Too often our New Year’s Resolutions involve perfection: we want to look better, weigh less, and have whiter teeth (but not whiter hair). We want our students to score higher on those standardized tests, our lesson plans to be efficient and effective from the beginning, and our technology to work exactly the way it’s supposed to each and every time.
This New Year, forget perfection. Let’s get messy. Let’s take chances. Let’s make mistakes.
If we want our students to practice those vital critical-thinking skills and become problem-solvers, we need to let them practice without worrying about grades or assessments. Our students are terrified of being wrong, but we need to guide them toward the idea that failure is valuable. We need to let them explore, discover and even play on their own. We need to be comfortable with them discussing ideas among themselves. We must allow them to try out their hypotheses without giving our valuable advice beforehand.
Our peers are worried their students know more about technology than they do, so many times they are afraid to use ed tech in the classroom. If we want to lead others into becoming comfortable with educational technology, we must invite them into our classroom to see both how it can work and how we handle it when it doesn’t work. We must model the 21st Century teacher’s shift from a center stage position to a backstage position. We need to have honest communication and collaboration with our peers so we can learn from strategies that don’t work. If we want our peers to take a breath when mistakes inevitably happen, we need to remember to do the same ourselves.

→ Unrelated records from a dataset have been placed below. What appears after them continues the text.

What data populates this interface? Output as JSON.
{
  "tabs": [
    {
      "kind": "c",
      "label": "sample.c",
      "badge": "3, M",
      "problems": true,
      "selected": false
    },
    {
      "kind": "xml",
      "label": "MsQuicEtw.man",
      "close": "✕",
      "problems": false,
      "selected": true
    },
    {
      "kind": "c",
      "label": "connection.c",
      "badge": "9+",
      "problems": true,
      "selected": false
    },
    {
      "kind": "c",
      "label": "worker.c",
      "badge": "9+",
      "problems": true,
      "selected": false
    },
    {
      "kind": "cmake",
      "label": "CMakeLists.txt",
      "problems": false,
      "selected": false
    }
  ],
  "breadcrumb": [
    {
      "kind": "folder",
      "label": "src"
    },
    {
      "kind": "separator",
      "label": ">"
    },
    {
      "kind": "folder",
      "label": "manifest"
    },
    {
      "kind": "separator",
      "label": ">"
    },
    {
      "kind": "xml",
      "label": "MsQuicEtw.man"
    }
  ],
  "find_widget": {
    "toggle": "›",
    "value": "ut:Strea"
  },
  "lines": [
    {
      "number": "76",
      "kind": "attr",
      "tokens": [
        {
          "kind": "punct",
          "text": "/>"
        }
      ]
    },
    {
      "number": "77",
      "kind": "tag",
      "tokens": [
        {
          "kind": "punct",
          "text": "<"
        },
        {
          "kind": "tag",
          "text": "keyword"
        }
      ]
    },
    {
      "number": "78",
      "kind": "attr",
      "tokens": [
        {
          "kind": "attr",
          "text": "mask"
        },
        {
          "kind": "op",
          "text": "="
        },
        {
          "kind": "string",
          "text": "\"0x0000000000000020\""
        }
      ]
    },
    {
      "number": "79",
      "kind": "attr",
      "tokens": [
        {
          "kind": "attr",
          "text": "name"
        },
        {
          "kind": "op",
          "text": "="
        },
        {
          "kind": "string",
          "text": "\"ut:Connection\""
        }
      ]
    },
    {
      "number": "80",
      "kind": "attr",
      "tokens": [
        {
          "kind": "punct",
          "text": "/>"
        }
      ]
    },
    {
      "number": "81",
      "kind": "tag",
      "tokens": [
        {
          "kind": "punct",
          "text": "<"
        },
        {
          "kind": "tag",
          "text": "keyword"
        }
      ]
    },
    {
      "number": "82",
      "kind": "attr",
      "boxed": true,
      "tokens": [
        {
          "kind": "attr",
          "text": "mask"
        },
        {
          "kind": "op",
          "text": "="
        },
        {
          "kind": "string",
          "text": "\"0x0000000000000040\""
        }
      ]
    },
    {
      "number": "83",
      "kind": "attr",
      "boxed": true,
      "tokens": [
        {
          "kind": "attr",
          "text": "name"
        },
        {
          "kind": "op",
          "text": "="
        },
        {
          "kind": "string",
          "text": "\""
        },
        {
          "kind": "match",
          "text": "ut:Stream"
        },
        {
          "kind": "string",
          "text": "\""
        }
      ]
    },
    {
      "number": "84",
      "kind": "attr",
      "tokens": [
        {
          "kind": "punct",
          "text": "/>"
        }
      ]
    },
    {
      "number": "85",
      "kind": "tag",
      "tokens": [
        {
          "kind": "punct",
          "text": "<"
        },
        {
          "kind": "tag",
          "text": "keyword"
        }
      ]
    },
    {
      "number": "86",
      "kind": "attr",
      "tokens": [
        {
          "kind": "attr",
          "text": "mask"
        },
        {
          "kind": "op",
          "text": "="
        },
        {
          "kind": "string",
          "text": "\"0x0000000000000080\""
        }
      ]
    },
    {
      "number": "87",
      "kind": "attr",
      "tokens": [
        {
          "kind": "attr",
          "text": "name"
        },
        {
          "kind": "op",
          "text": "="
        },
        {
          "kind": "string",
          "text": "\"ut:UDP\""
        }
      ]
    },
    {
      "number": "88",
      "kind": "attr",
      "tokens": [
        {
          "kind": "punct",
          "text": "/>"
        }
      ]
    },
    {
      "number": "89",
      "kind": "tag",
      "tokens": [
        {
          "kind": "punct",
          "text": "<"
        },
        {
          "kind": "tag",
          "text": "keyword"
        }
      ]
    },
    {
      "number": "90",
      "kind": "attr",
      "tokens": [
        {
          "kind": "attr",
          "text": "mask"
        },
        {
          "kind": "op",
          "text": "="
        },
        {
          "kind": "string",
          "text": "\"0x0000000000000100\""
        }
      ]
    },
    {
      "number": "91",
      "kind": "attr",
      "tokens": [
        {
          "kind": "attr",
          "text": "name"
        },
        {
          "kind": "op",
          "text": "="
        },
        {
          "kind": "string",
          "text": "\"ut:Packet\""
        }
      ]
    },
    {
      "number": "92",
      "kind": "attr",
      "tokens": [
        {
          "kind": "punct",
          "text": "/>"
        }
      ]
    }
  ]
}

We have to be comfortable when we make those mistakes. Sir Ken Robinson observes that “If you’re not prepared to be wrong, you’ll never come up with anything original.” If we want to create meaningful, challenging lessons, we need to craft them carefully, try them out, adjust them and try them out again and again. We must embrace the fact that the same lesson plan doesn’t work from year to year – sometimes from day to day. We must use our creativity to invent alternate strategies for our students to reach success.
About eight years ago, I was leading a PowerPoint training session for a group of twelve teachers in our first Enhancing Education Through Technology Grant pull-out day. I had prepared what I thought was a great talk about all the amazing things PowerPoint could do. I had been told I needed to discuss all the tabs and drop-down items. But about 20 minutes into the presentation, their eyes were glazing over. It was obvious I was losing their attention. What could I do?
That’s when I realized teachable moments also happen for teachers!
I jettisoned the rest of my carefully planned presentation, inviting the teachers to finally open PowerPoint on their own laptops. Instead of showing them every single tool in PowerPoint, I focused on just a few that enabled them to create something they could use right away! I then invited them to choose what kind of presentation they wanted to create and get to work. With their hands and minds engaged and intent upon their creation, everyone was focused and excited about the new technology, and I learned a great lesson about the value of making mistakes.
When things don’t go the way we expect them to, remember that it’s all right. We should be modeling our positive uncertainty about learning and using technology so that our students and our peers are unafraid of what they might encounter in the future. We have to let others see we are comfortable learning a new piece of software, manipulating digital tools or Bing-ing an answer. They need to see that sometimes it takes two or three (or even more) attempts to master a new piece of technology.
And if we’re a little intimidated at first, they need to see that, too — so they can recognize that we are not afraid to learn.
So as you head back to the classroom in this New Year, resolve to allow failure to become a teaching tool in your classroom.